----- Provided data

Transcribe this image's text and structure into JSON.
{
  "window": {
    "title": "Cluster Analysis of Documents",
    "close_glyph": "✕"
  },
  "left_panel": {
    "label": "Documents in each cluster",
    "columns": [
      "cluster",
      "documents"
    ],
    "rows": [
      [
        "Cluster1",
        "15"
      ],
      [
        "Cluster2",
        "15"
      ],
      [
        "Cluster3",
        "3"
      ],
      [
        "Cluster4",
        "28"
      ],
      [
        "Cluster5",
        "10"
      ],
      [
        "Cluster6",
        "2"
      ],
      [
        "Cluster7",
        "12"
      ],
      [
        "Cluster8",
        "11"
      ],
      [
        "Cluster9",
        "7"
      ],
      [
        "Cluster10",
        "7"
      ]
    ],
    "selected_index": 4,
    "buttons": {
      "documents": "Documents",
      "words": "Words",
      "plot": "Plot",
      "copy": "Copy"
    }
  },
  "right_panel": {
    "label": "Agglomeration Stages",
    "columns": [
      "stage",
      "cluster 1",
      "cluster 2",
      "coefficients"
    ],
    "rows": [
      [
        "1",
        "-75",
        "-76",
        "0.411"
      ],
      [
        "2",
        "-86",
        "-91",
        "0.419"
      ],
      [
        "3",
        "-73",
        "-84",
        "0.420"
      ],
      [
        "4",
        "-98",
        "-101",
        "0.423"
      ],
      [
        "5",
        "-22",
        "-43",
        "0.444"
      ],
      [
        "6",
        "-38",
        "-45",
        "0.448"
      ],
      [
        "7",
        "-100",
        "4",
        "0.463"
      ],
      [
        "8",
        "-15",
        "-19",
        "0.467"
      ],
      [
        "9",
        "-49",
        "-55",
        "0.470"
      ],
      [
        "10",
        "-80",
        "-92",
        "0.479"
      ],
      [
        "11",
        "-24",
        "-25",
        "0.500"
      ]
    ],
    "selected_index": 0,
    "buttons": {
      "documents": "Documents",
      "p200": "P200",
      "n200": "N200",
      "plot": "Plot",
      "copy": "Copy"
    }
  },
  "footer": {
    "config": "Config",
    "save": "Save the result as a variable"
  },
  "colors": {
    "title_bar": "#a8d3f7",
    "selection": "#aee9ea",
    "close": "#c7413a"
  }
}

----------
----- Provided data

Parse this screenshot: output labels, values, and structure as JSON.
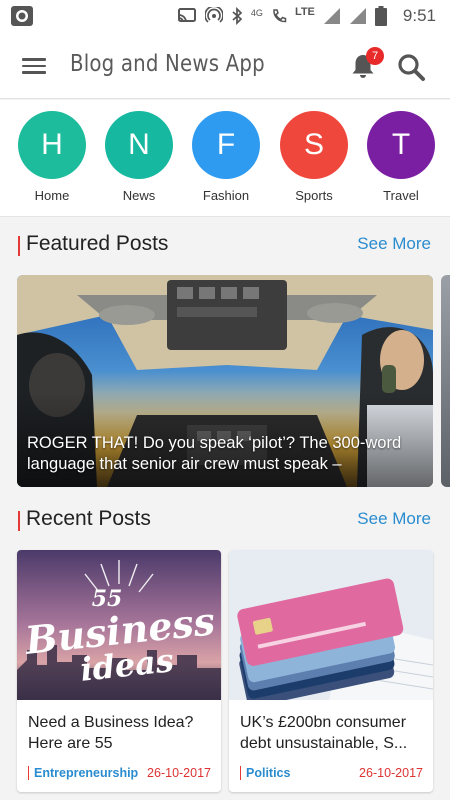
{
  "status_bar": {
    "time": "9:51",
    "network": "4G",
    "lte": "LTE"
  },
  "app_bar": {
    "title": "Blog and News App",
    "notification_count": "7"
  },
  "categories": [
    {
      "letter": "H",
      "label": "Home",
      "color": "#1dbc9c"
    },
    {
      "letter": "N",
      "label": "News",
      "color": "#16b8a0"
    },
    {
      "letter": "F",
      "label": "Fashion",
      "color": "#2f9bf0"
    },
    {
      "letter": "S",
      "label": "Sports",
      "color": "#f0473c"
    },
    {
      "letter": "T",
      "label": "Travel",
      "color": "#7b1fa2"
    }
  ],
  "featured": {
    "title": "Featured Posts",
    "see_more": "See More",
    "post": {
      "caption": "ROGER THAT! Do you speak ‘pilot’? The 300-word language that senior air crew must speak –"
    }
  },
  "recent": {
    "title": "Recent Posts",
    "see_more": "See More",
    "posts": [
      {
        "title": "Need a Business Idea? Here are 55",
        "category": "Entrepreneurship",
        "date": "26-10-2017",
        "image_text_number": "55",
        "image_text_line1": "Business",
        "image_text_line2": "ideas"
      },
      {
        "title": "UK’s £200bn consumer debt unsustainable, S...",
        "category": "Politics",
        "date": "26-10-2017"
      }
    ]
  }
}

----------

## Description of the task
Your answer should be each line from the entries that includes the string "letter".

## Output below
      "letter": "H",
      "letter": "N",
      "letter": "F",
      "letter": "S",
      "letter": "T",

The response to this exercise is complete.